Problem to work on
Write the listing out once more, identical to the original but without pictures.
Task data section start
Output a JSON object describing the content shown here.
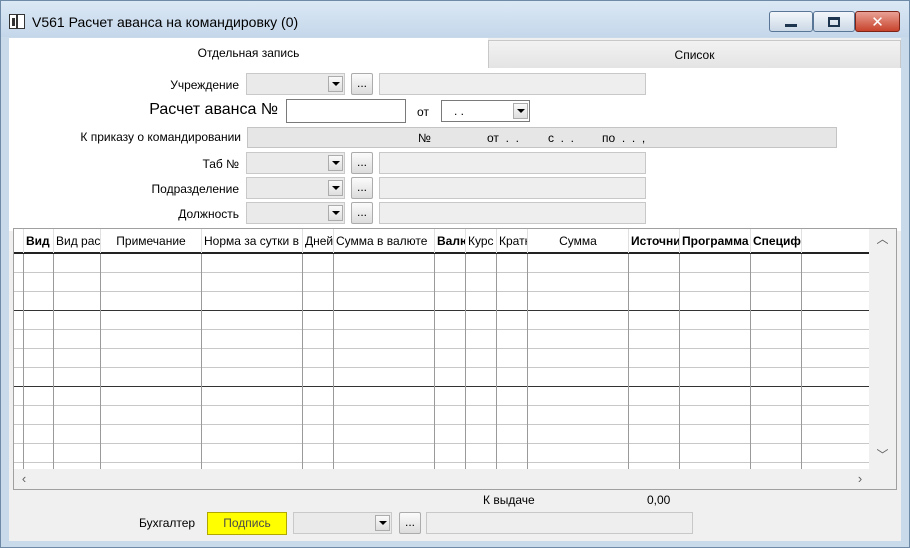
{
  "window": {
    "title": "V561 Расчет аванса на командировку (0)",
    "icon": "book-icon"
  },
  "tabs": [
    {
      "label": "Отдельная запись",
      "active": true
    },
    {
      "label": "Список",
      "active": false
    }
  ],
  "form": {
    "institution_label": "Учреждение",
    "advance_label": "Расчет аванса №",
    "advance_number": "",
    "from_label": "от",
    "date_value": ". .",
    "order_label": "К приказу о командировании",
    "order_parts": {
      "num": "№",
      "from": "от  .  .",
      "s": "с  .  .",
      "po": "по  .  .  ,"
    },
    "tab_label": "Таб №",
    "department_label": "Подразделение",
    "position_label": "Должность",
    "dots": "..."
  },
  "grid": {
    "columns": [
      {
        "label": "Вид",
        "bold": true
      },
      {
        "label": "Вид рас",
        "bold": false
      },
      {
        "label": "Примечание",
        "bold": false
      },
      {
        "label": "Норма за сутки в",
        "bold": false
      },
      {
        "label": "Дней",
        "bold": false
      },
      {
        "label": "Сумма в валюте",
        "bold": false
      },
      {
        "label": "Валю",
        "bold": true
      },
      {
        "label": "Курс",
        "bold": false
      },
      {
        "label": "Кратн",
        "bold": false
      },
      {
        "label": "Сумма",
        "bold": false
      },
      {
        "label": "Источни",
        "bold": true
      },
      {
        "label": "Программа",
        "bold": true
      },
      {
        "label": "Специф",
        "bold": true
      }
    ],
    "row_count": 11
  },
  "footer": {
    "payout_label": "К выдаче",
    "payout_value": "0,00",
    "accountant_label": "Бухгалтер",
    "sign_label": "Подпись"
  },
  "colors": {
    "sign_button": "#ffff00",
    "close_button": "#c7432c"
  }
}
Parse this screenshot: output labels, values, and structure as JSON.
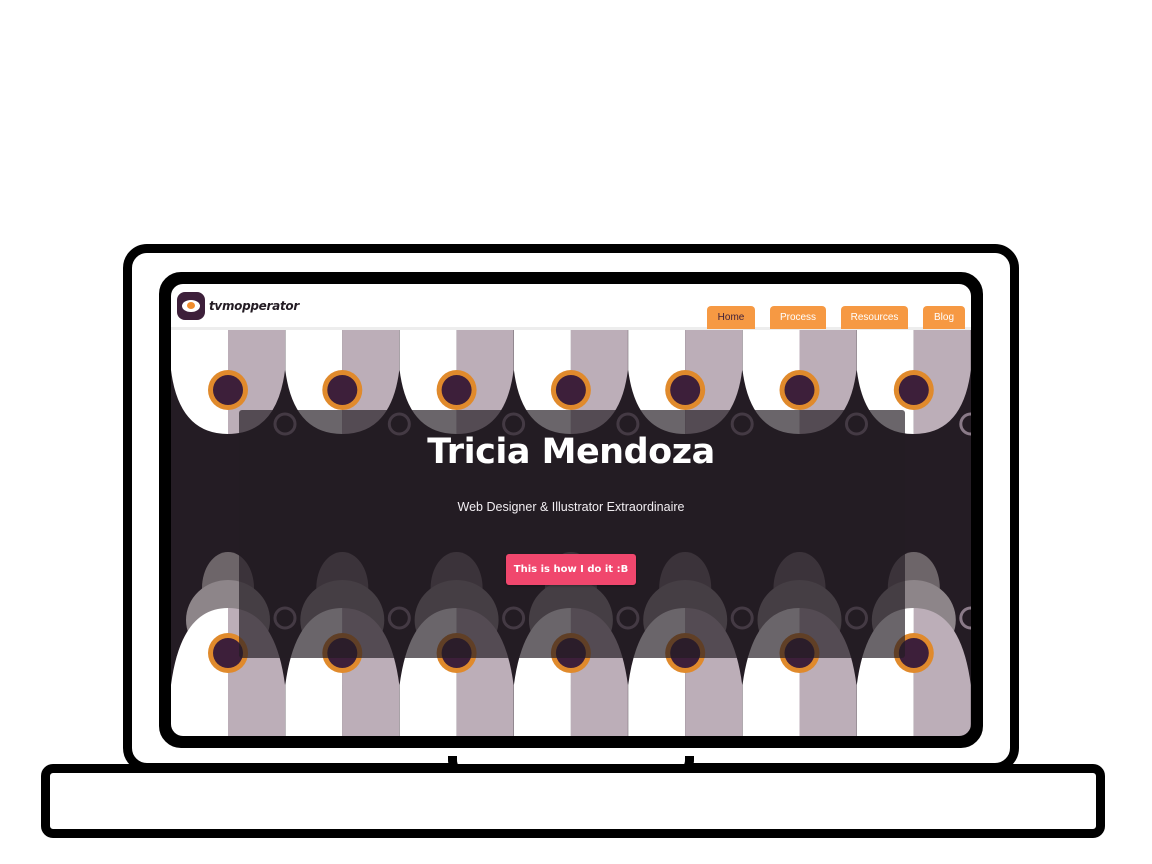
{
  "site": {
    "logo_text": "tvmopperator",
    "nav": [
      {
        "label": "Home"
      },
      {
        "label": "Process"
      },
      {
        "label": "Resources"
      },
      {
        "label": "Blog"
      }
    ]
  },
  "hero": {
    "title": "Tricia Mendoza",
    "subtitle": "Web Designer & Illustrator Extraordinaire",
    "cta_label": "This is how I do it :B"
  },
  "colors": {
    "nav_orange": "#f69943",
    "cta_pink": "#f0476d",
    "plum": "#3d1f3a",
    "mauve": "#bcaeb8",
    "dark_bg": "#241c24"
  }
}
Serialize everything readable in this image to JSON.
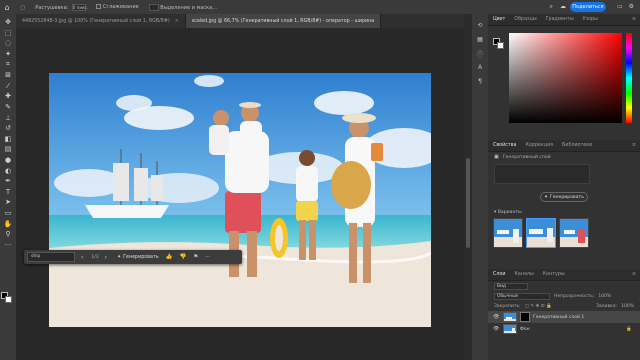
{
  "app": {
    "tool_options": {
      "feather_label": "Растушевка:",
      "feather_value": "0 пикс.",
      "antialias_label": "Сглаживание",
      "select_mask_label": "Выделение и маска..."
    },
    "share_label": "Поделиться"
  },
  "tabs": [
    {
      "label": "4482552848-3.jpg @ 100% (Генеративный слой 1, RGB/8#)",
      "active": false
    },
    {
      "label": "scaled.jpg @ 66,7% (Генеративный слой 1, RGB/8#) - оператор - ширина",
      "active": true
    }
  ],
  "contextual_taskbar": {
    "prompt_value": "ship",
    "counter": "1/3",
    "generate_label": "Генерировать"
  },
  "color_panel": {
    "tabs": [
      "Цвет",
      "Образцы",
      "Градиенты",
      "Узоры"
    ]
  },
  "properties_panel": {
    "tabs": [
      "Свойства",
      "Коррекция",
      "Библиотеки"
    ],
    "layer_type": "Генеративный слой",
    "generate_label": "Генерировать",
    "variants_title": "Варианты"
  },
  "layers_panel": {
    "tabs": [
      "Слои",
      "Каналы",
      "Контуры"
    ],
    "filter_label": "Вид",
    "blend_mode": "Обычные",
    "opacity_label": "Непрозрачность:",
    "opacity_value": "100%",
    "lock_label": "Закрепить:",
    "fill_label": "Заливка:",
    "fill_value": "100%",
    "layers": [
      {
        "name": "Генеративный слой 1",
        "selected": true
      },
      {
        "name": "Фон",
        "selected": false
      }
    ]
  },
  "icons": {
    "toolbar": [
      "move-icon",
      "marquee-icon",
      "lasso-icon",
      "magic-wand-icon",
      "crop-icon",
      "frame-icon",
      "eyedropper-icon",
      "healing-icon",
      "brush-icon",
      "clone-stamp-icon",
      "history-brush-icon",
      "eraser-icon",
      "gradient-icon",
      "blur-icon",
      "dodge-icon",
      "pen-icon",
      "type-icon",
      "path-select-icon",
      "shape-icon",
      "hand-icon",
      "zoom-icon",
      "more-icon"
    ]
  }
}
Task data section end
Answer below
Output a JSON object describing the content shown here.
{
  "window": {
    "title": "V561 Расчет аванса на командировку (0)",
    "icon": "book-icon"
  },
  "tabs": [
    {
      "label": "Отдельная запись",
      "active": true
    },
    {
      "label": "Список",
      "active": false
    }
  ],
  "form": {
    "institution_label": "Учреждение",
    "advance_label": "Расчет аванса №",
    "advance_number": "",
    "from_label": "от",
    "date_value": ". .",
    "order_label": "К приказу о командировании",
    "order_parts": {
      "num": "№",
      "from": "от  .  .",
      "s": "с  .  .",
      "po": "по  .  .  ,"
    },
    "tab_label": "Таб №",
    "department_label": "Подразделение",
    "position_label": "Должность",
    "dots": "..."
  },
  "grid": {
    "columns": [
      {
        "label": "Вид",
        "bold": true
      },
      {
        "label": "Вид рас",
        "bold": false
      },
      {
        "label": "Примечание",
        "bold": false
      },
      {
        "label": "Норма за сутки в",
        "bold": false
      },
      {
        "label": "Дней",
        "bold": false
      },
      {
        "label": "Сумма в валюте",
        "bold": false
      },
      {
        "label": "Валю",
        "bold": true
      },
      {
        "label": "Курс",
        "bold": false
      },
      {
        "label": "Кратн",
        "bold": false
      },
      {
        "label": "Сумма",
        "bold": false
      },
      {
        "label": "Источни",
        "bold": true
      },
      {
        "label": "Программа",
        "bold": true
      },
      {
        "label": "Специф",
        "bold": true
      }
    ],
    "row_count": 11
  },
  "footer": {
    "payout_label": "К выдаче",
    "payout_value": "0,00",
    "accountant_label": "Бухгалтер",
    "sign_label": "Подпись"
  },
  "colors": {
    "sign_button": "#ffff00",
    "close_button": "#c7432c"
  }
}
Parse this screenshot: output labels, values, and structure as JSON.
{
  "site": {
    "logo_text": "tvmopperator",
    "nav": [
      {
        "label": "Home"
      },
      {
        "label": "Process"
      },
      {
        "label": "Resources"
      },
      {
        "label": "Blog"
      }
    ]
  },
  "hero": {
    "title": "Tricia Mendoza",
    "subtitle": "Web Designer & Illustrator Extraordinaire",
    "cta_label": "This is how I do it :B"
  },
  "colors": {
    "nav_orange": "#f69943",
    "cta_pink": "#f0476d",
    "plum": "#3d1f3a",
    "mauve": "#bcaeb8",
    "dark_bg": "#241c24"
  }
}
Serialize everything readable in this image to JSON.
{
  "app": {
    "tool_options": {
      "feather_label": "Растушевка:",
      "feather_value": "0 пикс.",
      "antialias_label": "Сглаживание",
      "select_mask_label": "Выделение и маска..."
    },
    "share_label": "Поделиться"
  },
  "tabs": [
    {
      "label": "4482552848-3.jpg @ 100% (Генеративный слой 1, RGB/8#)",
      "active": false
    },
    {
      "label": "scaled.jpg @ 66,7% (Генеративный слой 1, RGB/8#) - оператор - ширина",
      "active": true
    }
  ],
  "contextual_taskbar": {
    "prompt_value": "ship",
    "counter": "1/3",
    "generate_label": "Генерировать"
  },
  "color_panel": {
    "tabs": [
      "Цвет",
      "Образцы",
      "Градиенты",
      "Узоры"
    ]
  },
  "properties_panel": {
    "tabs": [
      "Свойства",
      "Коррекция",
      "Библиотеки"
    ],
    "layer_type": "Генеративный слой",
    "generate_label": "Генерировать",
    "variants_title": "Варианты"
  },
  "layers_panel": {
    "tabs": [
      "Слои",
      "Каналы",
      "Контуры"
    ],
    "filter_label": "Вид",
    "blend_mode": "Обычные",
    "opacity_label": "Непрозрачность:",
    "opacity_value": "100%",
    "lock_label": "Закрепить:",
    "fill_label": "Заливка:",
    "fill_value": "100%",
    "layers": [
      {
        "name": "Генеративный слой 1",
        "selected": true
      },
      {
        "name": "Фон",
        "selected": false
      }
    ]
  },
  "icons": {
    "toolbar": [
      "move-icon",
      "marquee-icon",
      "lasso-icon",
      "magic-wand-icon",
      "crop-icon",
      "frame-icon",
      "eyedropper-icon",
      "healing-icon",
      "brush-icon",
      "clone-stamp-icon",
      "history-brush-icon",
      "eraser-icon",
      "gradient-icon",
      "blur-icon",
      "dodge-icon",
      "pen-icon",
      "type-icon",
      "path-select-icon",
      "shape-icon",
      "hand-icon",
      "zoom-icon",
      "more-icon"
    ]
  }
}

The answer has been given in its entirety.